It’s important to remember that getting quality sleep each night is essential for both physical and mental health. If you’re having trouble sleeping or think you may have insomnia, talk to your doctor about treatment options so you can get back on track with healthy sleeping habits.
Understanding the Effect of Low Blood Pressure at Night
Do you feel dizzy and tired during the day, even after a full night’s rest? If so, you may be experiencing low blood pressure at night. Low blood pressure at night (or nocturnal hypotension) is a condition where the blood pressure drops significantly lower than normal during sleep.
Several risk factors are associated with this condition, such as dehydration, certain medications, sleeping in an uncomfortable position, obesity, ageing, and chronic conditions such as diabetes. Symptoms of nocturnal hypotension include dizziness, fatigue, headaches, blurred vision and shortness of breath. Left untreated, it can lead to more severe health issues like stroke or heart attack.
there are treatments available for nocturnal hypotension. Making lifestyle changes such as increasing water intake and avoiding certain medications can help reduce its occurrence. medication adjustments and monitoring of blood pressure levels can also be beneficial.
If you’re having trouble sleeping, it’s essential to talk to your doctor to get back on track with healthy sleeping habits.
Sleep and blood pressure are closely connected, and it’s essential to understand how they interact to keep your blood pressure in check. Poor quality sleep can lead to increased levels of stress hormones, which can cause hypertension. On the other hand, good quality sleep can help to lower blood pressure.
Several factors are at play when it comes to an understanding the link between sleep and blood pressure. Age, lifestyle, diet, and genetics affect a person’s blood pressure at night. It is widely accepted that our blood pressure follows a daily pattern, with higher readings in the morning and lower readings at night due to our body’s natural circadian rhythm and other factors such as stress levels and physical activity. People who sleep more than 8 hours a night have a significantly higher risk of developing hypertension.
you can take several simple steps to ensure you get quality sleep and keep your blood pressure in check. Ensuring your bedroom is comfortable and dark is essential for getting restful sleep, avoid electronic devices before bedtime to reduce stimulation from blue light exposure. Establishing a regular sleep schedule that works for you is also essential, try going to bed around the same time each night and waking up around the same time each morning. Exercise regularly throughout the day, not only does this help regulate hormones that affect your sleeping patterns, but it also helps reduce stress levels which can impact your blood pressure at night. Avoiding caffeine and large meals before bedtime will also help you sleep better.

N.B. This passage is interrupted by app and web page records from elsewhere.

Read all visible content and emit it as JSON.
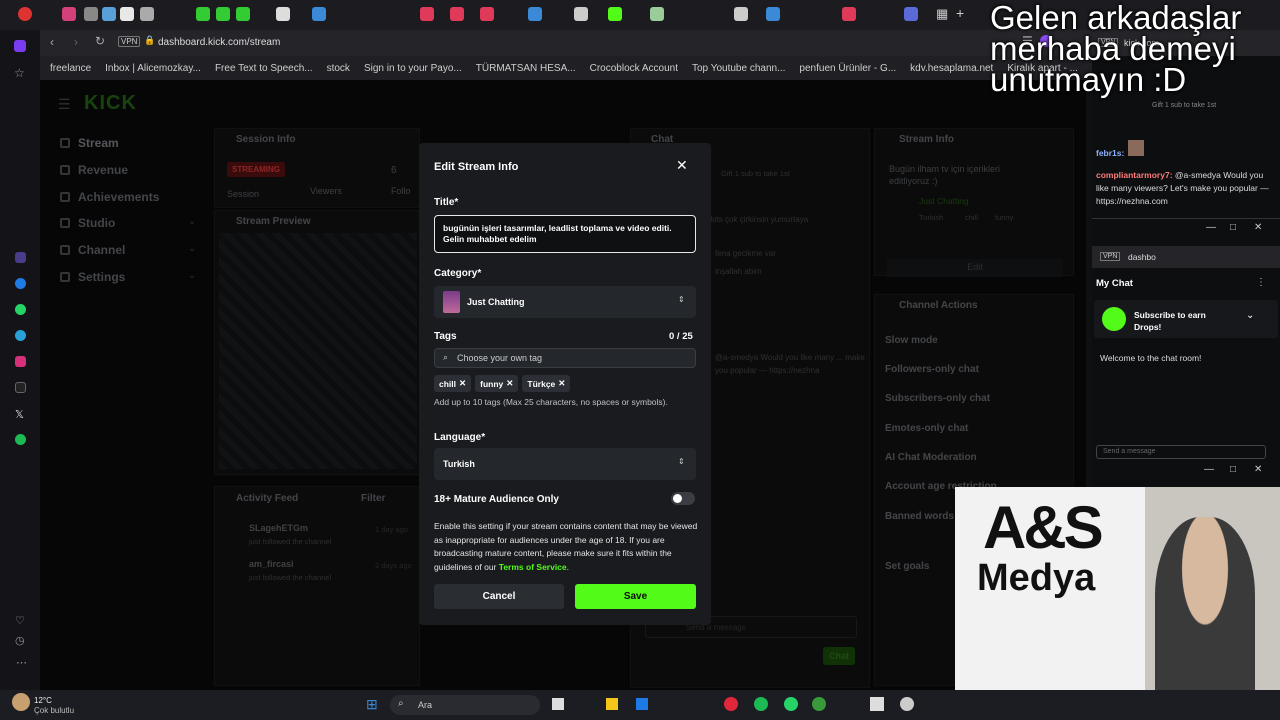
{
  "browser": {
    "url": "dashboard.kick.com/stream",
    "vpn_badge": "VPN",
    "bookmarks": [
      "freelance",
      "Inbox | Alicemozkay...",
      "Free Text to Speech...",
      "stock",
      "Sign in to your Payo...",
      "TÜRMATSAN HESA...",
      "Crocoblock Account",
      "Top Youtube chann...",
      "penfuen Ürünler - G...",
      "kdv.hesaplama.net",
      "Kiralık apart - ..."
    ]
  },
  "overlay_caption": {
    "line1": "Gelen arkadaşlar",
    "line2": "merhaba demeyi",
    "line3": "unutmayın :D"
  },
  "dashboard": {
    "logo": "KICK",
    "nav": [
      "Stream",
      "Revenue",
      "Achievements",
      "Studio",
      "Channel",
      "Settings"
    ],
    "session_info_title": "Session Info",
    "status_badge": "STREAMING",
    "session_label": "Session",
    "viewers_label": "Viewers",
    "followers_label": "Follo",
    "followers_value": "6",
    "stream_preview_title": "Stream Preview",
    "activity_feed_title": "Activity Feed",
    "filter_label": "Filter",
    "activity": [
      {
        "name": "SLagehETGm",
        "text": "just followed the channel",
        "time": "1 day ago"
      },
      {
        "name": "am_fircasi",
        "text": "just followed the channel",
        "time": "2 days ago"
      }
    ],
    "chat_title": "Chat",
    "chat_msgs": [
      "Gift 1 sub to take 1st",
      "Slots çok çirkinsin yumurtaya",
      "fena gecikme var",
      "inşallah abim",
      "@a-smedya Would you like many ... make you popular — https://nezhna"
    ],
    "chat_send_label": "Chat",
    "chat_placeholder": "Send a message",
    "stream_info_title": "Stream Info",
    "stream_info_text": "Bugün ilham tv için içerikleri editliyoruz :)",
    "stream_info_category": "Just Chatting",
    "stream_info_tags": [
      "Turkish",
      "chill",
      "funny"
    ],
    "edit_label": "Edit",
    "channel_actions_title": "Channel Actions",
    "actions": [
      "Slow mode",
      "Followers-only chat",
      "Subscribers-only chat",
      "Emotes-only chat",
      "AI Chat Moderation",
      "Account age restriction",
      "Banned words",
      "Set goals"
    ]
  },
  "modal": {
    "title": "Edit Stream Info",
    "title_label": "Title*",
    "title_value": "bugünün işleri tasarımlar, leadlist toplama ve video editi. Gelin muhabbet edelim",
    "category_label": "Category*",
    "category_value": "Just Chatting",
    "tags_label": "Tags",
    "tags_count": "0 / 25",
    "tags_placeholder": "Choose your own tag",
    "tags": [
      "chill",
      "funny",
      "Türkçe"
    ],
    "tags_help": "Add up to 10 tags (Max 25 characters, no spaces or symbols).",
    "language_label": "Language*",
    "language_value": "Turkish",
    "mature_label": "18+ Mature Audience Only",
    "mature_help": "Enable this setting if your stream contains content that may be viewed as inappropriate for audiences under the age of 18. If you are broadcasting mature content, please make sure it fits within the guidelines of our",
    "tos_link": "Terms of Service",
    "cancel_label": "Cancel",
    "save_label": "Save",
    "accent": "#53fc18"
  },
  "popout_chat": {
    "url": "kick.com",
    "gift_text": "Gift 1 sub to take 1st",
    "user1": "febr1s:",
    "user2": "compliantarmory7:",
    "msg2": "@a-smedya Would you like many viewers? Let's make you popular — https://nezhna.com",
    "url2": "dashbo",
    "my_chat": "My Chat",
    "drops_title": "Subscribe to earn Drops!",
    "welcome": "Welcome to the chat room!",
    "send_placeholder": "Send a message"
  },
  "webcam": {
    "logo_line1": "A&S",
    "logo_line2": "Medya"
  },
  "taskbar": {
    "weather_temp": "12°C",
    "weather_desc": "Çok bulutlu",
    "search_label": "Ara"
  }
}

Suppose you’re having trouble sleeping or suspect that you may suffer from nocturnal hypotension (a condition where your blood pressure drops significantly lower than usual during sleep). In that case, it’s essential to talk to your doctor so they can guide how best to treat it with lifestyle changes or medication adjustments if necessary. By taking care of yourself physically and mentally through proper nutrition, exercise, relaxation techniques like meditation or yoga, and healthy sleeping habits, you’ll be able to keep your blood pressure in check while enjoying a good night’s rest!